Yes we’re Jammin’, Jammin’, Jammin’, Jammin’
Jammin’ till the jam is through….

and suddenly people, Jam is taken to a whole different level.

By This Time Next Year

We have much to do that needs doing on our new plot, and much to say regarding the decision to leave behind all the effort of the last seven years at our former plot; but, we’ll concentrate solely on the doing.
We’ll take a leaf from Davina McCall’s New Year’s approach to life’s challenges, and simply say that by This Time Next Year the Monster shall be a transformed creature.
At present we feel somewhat akin to Eliot’s journeying Maji, having decided on quite the worst time of year for such an undertaking, but, just as with those ancient sages the prize shall be worth it, and also by way of acknowledging the day that is of course…
At the moment, and while winter dormancy allows, we are busy transferring all our fruit trees and bushes from one allotment to our new plot located 5 miles away. The weather has remained favourable enough for the time of year, but the car will need a professional valet after the move is completed.
Currently we have one foot stuck in the old with the other foot finding its way in the new, and while not in any way drawing comparison with Shakespeare’s descriptive prowess of the mighty Julius, it strikes me –Cassius-like that is- that we …perhaps…

bestride this narrow world, Colossus like,
and beneath us crawl some petty lot,
peeping out from that shadow cast
to dig graves on their dishonourable plot…        

                                           Yes. That’ll do Pig.

with apologies for liberties taken

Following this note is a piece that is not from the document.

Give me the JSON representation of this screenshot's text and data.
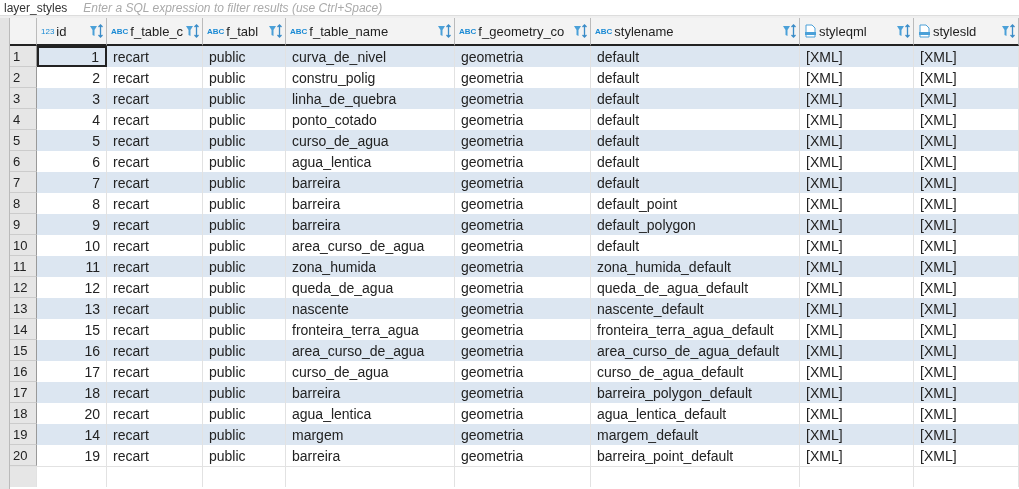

With courtesy nods of course to TS Eliot, William Shakespeare and Dick King-Smith

The Monster's New herb bed
The Monster’s New herb bed